All lines below containing "screenshot" are to be listed.

### Listed records
▬▬▬
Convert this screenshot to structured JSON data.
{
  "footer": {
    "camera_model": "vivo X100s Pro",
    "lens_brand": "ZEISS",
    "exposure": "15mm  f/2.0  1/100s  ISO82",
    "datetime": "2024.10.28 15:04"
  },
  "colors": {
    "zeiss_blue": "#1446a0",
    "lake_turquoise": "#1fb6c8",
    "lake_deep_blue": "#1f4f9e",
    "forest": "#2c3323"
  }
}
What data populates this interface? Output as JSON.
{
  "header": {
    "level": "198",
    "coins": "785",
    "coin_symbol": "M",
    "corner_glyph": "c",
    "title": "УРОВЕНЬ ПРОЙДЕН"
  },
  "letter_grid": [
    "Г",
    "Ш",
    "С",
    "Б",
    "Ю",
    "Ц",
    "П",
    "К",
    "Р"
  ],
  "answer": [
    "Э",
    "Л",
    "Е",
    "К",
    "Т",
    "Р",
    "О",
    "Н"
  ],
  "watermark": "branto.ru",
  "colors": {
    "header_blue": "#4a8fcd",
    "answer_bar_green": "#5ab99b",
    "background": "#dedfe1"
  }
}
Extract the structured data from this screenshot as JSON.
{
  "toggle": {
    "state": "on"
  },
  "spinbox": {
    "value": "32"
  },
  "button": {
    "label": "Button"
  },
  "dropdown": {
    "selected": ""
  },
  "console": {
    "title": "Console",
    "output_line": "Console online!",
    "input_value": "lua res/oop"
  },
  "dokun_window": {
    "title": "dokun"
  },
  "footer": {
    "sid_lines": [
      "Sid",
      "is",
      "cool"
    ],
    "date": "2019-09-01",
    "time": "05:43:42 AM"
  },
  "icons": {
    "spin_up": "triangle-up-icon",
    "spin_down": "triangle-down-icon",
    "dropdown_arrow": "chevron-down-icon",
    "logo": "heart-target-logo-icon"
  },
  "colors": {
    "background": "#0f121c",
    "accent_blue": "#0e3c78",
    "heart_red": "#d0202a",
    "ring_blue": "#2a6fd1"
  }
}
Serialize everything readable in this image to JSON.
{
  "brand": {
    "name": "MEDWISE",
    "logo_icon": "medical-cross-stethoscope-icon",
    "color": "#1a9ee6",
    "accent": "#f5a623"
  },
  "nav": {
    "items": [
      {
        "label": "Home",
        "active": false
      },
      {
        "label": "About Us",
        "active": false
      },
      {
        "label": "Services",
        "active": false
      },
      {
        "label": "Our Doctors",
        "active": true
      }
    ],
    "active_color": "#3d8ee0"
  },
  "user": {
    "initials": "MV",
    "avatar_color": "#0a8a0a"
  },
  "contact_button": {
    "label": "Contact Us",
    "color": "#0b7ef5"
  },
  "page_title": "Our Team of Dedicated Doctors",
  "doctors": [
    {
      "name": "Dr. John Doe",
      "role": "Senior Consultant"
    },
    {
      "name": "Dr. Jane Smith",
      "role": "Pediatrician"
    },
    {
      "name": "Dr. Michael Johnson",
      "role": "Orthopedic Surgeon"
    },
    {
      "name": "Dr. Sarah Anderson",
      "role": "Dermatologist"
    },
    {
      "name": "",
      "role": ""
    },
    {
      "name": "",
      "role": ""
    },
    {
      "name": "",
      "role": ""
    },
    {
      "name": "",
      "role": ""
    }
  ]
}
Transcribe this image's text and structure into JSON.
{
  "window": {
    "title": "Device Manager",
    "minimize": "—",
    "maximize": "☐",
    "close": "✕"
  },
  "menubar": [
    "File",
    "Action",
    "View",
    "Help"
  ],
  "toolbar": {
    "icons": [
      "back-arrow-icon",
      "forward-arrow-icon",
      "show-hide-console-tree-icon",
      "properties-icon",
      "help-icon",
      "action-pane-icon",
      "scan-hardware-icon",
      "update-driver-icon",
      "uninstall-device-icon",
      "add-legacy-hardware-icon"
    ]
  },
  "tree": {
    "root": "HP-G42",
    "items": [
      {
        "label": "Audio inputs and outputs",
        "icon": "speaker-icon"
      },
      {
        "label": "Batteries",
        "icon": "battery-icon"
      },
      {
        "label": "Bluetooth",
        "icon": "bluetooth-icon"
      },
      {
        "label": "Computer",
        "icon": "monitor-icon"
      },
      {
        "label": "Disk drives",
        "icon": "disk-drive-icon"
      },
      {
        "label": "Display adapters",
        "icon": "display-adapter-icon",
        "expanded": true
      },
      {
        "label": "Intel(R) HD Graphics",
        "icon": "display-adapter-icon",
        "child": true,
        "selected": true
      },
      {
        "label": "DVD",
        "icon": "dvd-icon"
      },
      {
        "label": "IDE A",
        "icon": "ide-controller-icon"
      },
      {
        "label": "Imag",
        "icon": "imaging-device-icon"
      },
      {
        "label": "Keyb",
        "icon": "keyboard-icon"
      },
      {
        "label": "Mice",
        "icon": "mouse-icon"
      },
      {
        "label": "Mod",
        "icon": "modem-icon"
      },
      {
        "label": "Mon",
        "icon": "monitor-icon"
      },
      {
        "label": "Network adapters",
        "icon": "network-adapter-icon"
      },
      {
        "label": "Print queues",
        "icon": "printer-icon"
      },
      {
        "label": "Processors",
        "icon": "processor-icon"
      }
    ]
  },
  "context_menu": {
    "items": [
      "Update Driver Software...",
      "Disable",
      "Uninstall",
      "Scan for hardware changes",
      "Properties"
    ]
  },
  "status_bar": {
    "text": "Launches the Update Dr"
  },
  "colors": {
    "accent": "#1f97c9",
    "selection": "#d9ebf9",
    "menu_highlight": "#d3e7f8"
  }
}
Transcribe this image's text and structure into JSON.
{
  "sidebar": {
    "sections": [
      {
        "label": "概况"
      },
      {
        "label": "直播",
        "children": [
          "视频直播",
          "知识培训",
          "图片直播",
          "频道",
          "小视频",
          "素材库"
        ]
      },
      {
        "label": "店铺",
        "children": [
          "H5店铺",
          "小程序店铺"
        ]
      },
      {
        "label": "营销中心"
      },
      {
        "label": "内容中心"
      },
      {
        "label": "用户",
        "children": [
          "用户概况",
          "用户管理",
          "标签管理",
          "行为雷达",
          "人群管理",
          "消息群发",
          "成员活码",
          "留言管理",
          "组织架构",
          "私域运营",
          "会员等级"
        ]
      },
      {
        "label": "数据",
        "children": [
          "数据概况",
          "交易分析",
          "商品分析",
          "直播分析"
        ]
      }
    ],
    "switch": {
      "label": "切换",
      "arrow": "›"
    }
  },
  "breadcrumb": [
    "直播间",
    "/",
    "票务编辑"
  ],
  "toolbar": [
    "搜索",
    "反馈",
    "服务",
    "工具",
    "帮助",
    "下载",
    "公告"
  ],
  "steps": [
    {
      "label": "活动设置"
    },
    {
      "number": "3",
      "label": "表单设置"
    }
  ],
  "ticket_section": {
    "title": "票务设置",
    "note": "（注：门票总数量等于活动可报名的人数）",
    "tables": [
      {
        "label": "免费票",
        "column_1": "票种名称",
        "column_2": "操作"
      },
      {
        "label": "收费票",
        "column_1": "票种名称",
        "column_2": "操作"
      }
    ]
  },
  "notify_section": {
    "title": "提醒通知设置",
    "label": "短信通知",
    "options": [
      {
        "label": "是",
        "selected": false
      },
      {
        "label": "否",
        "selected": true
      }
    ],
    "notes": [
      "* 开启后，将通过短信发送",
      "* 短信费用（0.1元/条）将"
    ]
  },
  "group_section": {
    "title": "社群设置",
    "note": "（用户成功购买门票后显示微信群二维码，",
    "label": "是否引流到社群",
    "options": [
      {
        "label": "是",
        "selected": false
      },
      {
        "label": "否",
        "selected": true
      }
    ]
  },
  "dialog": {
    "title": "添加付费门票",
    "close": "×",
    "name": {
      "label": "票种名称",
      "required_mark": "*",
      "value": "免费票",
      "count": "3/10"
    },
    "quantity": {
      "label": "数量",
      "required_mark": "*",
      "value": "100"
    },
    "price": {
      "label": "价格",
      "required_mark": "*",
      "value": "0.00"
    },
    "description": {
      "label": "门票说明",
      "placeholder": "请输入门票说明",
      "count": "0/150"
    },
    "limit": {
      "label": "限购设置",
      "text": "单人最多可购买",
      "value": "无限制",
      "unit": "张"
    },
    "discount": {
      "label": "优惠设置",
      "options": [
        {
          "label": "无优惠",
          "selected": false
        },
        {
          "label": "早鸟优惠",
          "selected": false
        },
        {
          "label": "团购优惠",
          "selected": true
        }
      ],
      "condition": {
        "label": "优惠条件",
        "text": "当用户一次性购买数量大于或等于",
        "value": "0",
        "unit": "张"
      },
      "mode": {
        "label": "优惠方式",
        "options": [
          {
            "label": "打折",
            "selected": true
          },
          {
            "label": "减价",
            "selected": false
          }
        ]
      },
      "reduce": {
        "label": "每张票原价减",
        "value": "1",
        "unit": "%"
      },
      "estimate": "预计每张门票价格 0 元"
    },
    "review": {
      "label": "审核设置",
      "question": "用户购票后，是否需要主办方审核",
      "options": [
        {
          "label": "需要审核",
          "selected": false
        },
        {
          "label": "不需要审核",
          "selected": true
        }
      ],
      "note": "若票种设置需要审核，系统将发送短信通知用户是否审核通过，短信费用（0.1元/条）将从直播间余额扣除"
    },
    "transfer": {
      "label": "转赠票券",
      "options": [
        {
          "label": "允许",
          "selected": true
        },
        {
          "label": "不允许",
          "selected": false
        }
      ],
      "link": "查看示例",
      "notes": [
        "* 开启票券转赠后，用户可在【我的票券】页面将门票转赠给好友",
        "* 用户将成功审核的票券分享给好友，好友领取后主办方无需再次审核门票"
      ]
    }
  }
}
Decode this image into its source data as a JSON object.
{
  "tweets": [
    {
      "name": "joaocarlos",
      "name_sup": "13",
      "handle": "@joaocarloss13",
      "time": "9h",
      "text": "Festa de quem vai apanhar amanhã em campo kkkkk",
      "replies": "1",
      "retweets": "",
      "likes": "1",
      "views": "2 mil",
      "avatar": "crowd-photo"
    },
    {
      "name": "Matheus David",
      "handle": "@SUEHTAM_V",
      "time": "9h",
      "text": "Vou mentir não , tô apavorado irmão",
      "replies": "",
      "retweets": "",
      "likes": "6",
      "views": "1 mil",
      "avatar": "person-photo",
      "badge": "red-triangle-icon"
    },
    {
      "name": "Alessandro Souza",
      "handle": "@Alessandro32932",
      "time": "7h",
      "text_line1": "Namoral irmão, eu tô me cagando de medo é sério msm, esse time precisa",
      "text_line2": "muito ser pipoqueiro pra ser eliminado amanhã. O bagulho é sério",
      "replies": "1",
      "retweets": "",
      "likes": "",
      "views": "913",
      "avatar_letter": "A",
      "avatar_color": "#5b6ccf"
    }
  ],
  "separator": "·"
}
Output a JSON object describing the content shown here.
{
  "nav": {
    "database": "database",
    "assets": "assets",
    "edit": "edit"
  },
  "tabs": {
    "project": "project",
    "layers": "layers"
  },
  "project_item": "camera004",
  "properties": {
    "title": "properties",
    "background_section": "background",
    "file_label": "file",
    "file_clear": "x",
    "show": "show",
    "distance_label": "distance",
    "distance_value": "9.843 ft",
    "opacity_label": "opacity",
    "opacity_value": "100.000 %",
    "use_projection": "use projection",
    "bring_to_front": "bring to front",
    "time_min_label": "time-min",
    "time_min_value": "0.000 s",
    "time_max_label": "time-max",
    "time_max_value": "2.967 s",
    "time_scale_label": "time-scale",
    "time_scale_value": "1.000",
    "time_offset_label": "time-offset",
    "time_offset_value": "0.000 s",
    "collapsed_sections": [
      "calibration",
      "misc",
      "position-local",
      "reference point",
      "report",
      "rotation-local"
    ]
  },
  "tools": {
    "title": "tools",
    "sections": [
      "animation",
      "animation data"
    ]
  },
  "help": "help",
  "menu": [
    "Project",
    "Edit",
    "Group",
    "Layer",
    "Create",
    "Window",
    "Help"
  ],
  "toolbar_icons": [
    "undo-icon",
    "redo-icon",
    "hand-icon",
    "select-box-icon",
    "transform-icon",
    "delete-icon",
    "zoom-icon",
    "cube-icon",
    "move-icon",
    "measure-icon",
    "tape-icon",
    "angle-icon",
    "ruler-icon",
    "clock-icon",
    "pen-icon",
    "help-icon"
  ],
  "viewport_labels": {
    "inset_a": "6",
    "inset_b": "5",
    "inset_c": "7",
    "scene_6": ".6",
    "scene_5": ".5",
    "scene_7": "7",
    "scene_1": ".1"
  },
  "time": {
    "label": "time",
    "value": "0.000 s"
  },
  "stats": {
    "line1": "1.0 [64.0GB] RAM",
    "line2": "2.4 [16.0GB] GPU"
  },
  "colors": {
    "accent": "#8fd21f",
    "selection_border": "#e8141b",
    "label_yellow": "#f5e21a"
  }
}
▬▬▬
### Exercise answer
Convert this screenshot to structured JSON data.
Extract the structured data from this screenshot as JSON.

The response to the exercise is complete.